__Provided information__

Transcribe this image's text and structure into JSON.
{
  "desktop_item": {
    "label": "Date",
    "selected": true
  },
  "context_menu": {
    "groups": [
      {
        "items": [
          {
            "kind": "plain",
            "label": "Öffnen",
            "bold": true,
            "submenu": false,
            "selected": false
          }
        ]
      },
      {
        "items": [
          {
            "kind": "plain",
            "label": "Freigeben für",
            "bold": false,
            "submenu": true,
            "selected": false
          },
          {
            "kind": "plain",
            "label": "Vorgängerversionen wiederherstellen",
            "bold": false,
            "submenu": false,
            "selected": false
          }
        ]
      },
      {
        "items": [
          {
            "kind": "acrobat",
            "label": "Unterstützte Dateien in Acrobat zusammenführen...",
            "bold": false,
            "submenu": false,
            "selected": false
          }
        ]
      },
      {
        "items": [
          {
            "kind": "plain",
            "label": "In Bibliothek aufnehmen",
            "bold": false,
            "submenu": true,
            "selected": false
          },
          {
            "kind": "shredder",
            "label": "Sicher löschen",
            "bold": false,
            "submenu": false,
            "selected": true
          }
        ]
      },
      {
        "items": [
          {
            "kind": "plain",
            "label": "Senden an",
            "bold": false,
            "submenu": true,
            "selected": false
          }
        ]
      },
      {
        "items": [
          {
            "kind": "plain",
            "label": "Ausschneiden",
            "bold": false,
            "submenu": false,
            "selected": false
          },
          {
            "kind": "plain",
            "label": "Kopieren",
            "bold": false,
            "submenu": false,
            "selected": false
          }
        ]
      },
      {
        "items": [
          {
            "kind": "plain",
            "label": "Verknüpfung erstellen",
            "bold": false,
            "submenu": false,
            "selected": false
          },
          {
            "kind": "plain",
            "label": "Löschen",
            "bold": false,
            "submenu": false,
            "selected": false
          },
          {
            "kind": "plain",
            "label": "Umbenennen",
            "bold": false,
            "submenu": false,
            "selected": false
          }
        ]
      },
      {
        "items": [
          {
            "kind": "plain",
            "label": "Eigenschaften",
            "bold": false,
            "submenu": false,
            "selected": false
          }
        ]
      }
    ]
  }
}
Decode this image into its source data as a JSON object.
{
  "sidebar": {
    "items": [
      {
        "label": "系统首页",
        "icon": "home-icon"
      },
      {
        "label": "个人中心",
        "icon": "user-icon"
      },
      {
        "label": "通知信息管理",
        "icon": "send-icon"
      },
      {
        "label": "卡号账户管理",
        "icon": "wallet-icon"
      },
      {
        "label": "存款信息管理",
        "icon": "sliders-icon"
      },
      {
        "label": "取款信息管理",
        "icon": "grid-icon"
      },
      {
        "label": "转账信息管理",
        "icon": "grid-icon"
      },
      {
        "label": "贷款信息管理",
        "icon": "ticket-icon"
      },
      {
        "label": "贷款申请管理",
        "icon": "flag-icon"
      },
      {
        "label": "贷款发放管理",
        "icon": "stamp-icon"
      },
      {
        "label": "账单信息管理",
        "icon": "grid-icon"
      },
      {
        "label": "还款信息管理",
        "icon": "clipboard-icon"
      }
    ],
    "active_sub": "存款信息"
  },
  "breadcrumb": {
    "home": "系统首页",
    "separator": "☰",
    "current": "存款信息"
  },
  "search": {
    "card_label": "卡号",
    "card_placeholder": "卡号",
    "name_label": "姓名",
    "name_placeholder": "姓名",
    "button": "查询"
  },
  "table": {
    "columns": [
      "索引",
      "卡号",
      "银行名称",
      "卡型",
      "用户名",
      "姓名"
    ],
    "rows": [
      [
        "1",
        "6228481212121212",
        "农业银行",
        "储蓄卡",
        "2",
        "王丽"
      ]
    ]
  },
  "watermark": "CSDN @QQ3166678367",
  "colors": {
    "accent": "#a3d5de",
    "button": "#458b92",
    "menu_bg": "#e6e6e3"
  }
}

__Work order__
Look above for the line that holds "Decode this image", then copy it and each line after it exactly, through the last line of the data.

__Solution__
Decode this image into its source data as a JSON object.
{
  "sidebar": {
    "items": [
      {
        "label": "系统首页",
        "icon": "home-icon"
      },
      {
        "label": "个人中心",
        "icon": "user-icon"
      },
      {
        "label": "通知信息管理",
        "icon": "send-icon"
      },
      {
        "label": "卡号账户管理",
        "icon": "wallet-icon"
      },
      {
        "label": "存款信息管理",
        "icon": "sliders-icon"
      },
      {
        "label": "取款信息管理",
        "icon": "grid-icon"
      },
      {
        "label": "转账信息管理",
        "icon": "grid-icon"
      },
      {
        "label": "贷款信息管理",
        "icon": "ticket-icon"
      },
      {
        "label": "贷款申请管理",
        "icon": "flag-icon"
      },
      {
        "label": "贷款发放管理",
        "icon": "stamp-icon"
      },
      {
        "label": "账单信息管理",
        "icon": "grid-icon"
      },
      {
        "label": "还款信息管理",
        "icon": "clipboard-icon"
      }
    ],
    "active_sub": "存款信息"
  },
  "breadcrumb": {
    "home": "系统首页",
    "separator": "☰",
    "current": "存款信息"
  },
  "search": {
    "card_label": "卡号",
    "card_placeholder": "卡号",
    "name_label": "姓名",
    "name_placeholder": "姓名",
    "button": "查询"
  },
  "table": {
    "columns": [
      "索引",
      "卡号",
      "银行名称",
      "卡型",
      "用户名",
      "姓名"
    ],
    "rows": [
      [
        "1",
        "6228481212121212",
        "农业银行",
        "储蓄卡",
        "2",
        "王丽"
      ]
    ]
  },
  "watermark": "CSDN @QQ3166678367",
  "colors": {
    "accent": "#a3d5de",
    "button": "#458b92",
    "menu_bg": "#e6e6e3"
  }
}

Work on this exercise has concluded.